CHARLOTTESVILLE, Va. (8/14/15)--After two years of declines, the number of credit union branches nationwide has climbed for the second straight year, according to financial information firm SNL Financial.
On net, the movement gained 27 branches as of July 30, SNL analysis found--that after losing 241 net branches in 2012 and 2013 combined.
Stacy Fillmore, vice president of national sales and service for United FCU, St. Joseph, Mich., said that her credit union has added six branches this year, largely to meet the needs of a growing membership.
Further, taking advantage of opportunities to move into existing shopping centers that already experience high levels of foot traffic also has helped drive growth, she said.

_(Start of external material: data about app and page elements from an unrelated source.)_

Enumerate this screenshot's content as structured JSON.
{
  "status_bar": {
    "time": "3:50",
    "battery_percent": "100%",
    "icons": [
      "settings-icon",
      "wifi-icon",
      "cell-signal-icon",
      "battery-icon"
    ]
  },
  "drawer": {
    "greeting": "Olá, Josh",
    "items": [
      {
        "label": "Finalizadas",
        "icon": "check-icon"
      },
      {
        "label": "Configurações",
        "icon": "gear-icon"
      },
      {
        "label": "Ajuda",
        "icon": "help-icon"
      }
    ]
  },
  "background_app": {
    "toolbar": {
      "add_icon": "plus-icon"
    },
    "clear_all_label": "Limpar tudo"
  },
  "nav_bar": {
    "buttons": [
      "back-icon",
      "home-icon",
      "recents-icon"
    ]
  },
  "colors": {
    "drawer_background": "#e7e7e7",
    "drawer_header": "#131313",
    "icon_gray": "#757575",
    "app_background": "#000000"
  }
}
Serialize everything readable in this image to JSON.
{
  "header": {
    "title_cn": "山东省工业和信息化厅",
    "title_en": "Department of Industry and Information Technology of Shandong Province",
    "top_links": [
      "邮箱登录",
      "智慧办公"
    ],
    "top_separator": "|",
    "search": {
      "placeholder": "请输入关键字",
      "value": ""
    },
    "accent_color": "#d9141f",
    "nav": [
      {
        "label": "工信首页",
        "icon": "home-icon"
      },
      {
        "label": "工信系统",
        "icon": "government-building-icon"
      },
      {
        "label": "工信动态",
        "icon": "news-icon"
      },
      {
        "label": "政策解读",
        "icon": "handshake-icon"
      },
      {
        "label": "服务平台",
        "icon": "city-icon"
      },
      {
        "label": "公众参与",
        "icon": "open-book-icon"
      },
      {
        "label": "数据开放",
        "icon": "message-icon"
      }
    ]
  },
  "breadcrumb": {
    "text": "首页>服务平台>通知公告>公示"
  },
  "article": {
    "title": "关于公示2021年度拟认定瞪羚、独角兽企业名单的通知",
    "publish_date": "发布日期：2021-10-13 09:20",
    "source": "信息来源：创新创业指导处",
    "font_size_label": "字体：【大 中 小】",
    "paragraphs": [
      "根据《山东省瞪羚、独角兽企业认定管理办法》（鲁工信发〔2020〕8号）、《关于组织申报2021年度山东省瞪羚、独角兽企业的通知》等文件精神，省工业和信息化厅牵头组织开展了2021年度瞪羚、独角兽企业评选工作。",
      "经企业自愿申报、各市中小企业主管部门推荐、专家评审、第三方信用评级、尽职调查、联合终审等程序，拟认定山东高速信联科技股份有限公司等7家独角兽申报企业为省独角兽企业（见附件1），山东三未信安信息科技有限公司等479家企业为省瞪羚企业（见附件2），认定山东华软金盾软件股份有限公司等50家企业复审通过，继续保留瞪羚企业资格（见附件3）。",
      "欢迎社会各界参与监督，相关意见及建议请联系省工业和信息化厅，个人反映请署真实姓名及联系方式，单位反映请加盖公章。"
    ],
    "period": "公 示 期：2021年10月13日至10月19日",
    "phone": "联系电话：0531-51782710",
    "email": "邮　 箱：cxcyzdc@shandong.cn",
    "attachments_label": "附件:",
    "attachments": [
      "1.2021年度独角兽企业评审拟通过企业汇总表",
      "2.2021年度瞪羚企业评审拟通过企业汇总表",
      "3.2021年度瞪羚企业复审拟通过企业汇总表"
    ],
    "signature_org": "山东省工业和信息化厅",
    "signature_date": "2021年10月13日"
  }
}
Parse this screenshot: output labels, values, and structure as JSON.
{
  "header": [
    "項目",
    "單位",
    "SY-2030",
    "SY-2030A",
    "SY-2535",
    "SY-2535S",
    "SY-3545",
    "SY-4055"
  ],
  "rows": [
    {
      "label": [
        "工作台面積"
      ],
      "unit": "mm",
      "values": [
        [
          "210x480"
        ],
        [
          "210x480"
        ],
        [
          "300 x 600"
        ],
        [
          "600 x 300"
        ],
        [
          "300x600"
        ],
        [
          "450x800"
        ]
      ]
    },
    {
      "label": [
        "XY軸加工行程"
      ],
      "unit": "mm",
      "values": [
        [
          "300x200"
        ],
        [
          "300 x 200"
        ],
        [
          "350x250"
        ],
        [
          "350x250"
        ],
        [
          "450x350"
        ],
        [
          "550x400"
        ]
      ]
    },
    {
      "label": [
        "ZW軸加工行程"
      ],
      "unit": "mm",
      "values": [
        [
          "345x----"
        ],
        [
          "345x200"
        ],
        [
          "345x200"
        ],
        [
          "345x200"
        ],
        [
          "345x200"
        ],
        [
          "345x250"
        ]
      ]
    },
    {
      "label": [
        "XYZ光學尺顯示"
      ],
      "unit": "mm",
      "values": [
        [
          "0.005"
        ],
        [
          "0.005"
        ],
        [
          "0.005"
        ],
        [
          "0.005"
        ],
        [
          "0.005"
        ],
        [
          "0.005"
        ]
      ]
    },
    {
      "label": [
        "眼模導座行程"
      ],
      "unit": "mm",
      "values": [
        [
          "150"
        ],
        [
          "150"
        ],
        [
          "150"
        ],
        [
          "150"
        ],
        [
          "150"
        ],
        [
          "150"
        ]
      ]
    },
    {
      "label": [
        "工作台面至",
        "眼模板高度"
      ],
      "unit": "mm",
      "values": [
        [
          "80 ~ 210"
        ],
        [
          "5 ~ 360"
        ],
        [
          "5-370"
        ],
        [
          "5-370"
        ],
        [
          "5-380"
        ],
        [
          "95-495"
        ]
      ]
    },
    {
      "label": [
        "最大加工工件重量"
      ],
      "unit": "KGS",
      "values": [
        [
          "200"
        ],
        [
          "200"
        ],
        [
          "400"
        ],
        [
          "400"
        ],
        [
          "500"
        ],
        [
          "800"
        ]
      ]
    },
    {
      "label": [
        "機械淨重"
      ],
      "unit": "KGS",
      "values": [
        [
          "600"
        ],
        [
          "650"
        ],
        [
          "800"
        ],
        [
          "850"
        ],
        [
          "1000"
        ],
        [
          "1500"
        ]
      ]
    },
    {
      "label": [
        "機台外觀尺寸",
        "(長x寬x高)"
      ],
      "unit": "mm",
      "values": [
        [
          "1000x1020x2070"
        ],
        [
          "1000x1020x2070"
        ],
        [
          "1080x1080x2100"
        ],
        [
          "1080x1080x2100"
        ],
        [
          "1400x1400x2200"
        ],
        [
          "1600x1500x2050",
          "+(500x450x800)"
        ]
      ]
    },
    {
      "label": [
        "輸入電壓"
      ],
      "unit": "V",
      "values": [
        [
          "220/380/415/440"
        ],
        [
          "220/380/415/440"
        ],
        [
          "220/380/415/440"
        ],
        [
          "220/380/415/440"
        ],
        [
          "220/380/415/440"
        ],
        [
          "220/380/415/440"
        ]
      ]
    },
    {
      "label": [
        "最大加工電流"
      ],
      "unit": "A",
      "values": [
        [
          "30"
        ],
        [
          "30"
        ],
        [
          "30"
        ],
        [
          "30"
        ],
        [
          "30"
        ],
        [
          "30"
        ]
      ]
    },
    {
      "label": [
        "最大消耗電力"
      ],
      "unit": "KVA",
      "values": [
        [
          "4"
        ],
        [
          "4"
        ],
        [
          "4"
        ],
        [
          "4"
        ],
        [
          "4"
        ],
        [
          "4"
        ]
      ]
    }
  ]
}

“We want to be competitive and convenient,” Fillmore said. “Of course, we’re always watching the industry and our competitors, but more than anything we depend on our own research.”
Perhaps another driver of branch growth in the credit union movement, compared with their banking counterparts, is that credit unions often use branches to increase brand awareness, according to Ancin Cooley, principal with Synergy Bank Consulting Inc.
Cooley went even further to say that financial institutions that are trimming branches are missing out on the advantages of maintaining a physical presence.
“I deal with Apple primarily through my phone for small stuff like buying new music or paying for subscriptions,” Cooley said. “However, when I need something fixed or I need to make a big purchase, I go to the store.”
Community development credit unions (CDCUs), meanwhile, also tend to operate best with a physical presence, said Pablo DeFilippi, vice president of membership and business development for the National Federation of Community Development Credit Unions.
CDCUs are often more “high touch” than big banks, he added.
“CDCUs are exploring innovative strategies to expand their presence in [low-to-moderate income] markets, such as partnering with community-based organizations to share space and provide access to their clients on site,” DeFilippi said. “Some are also working with local governments to embed their services in social service hubs.”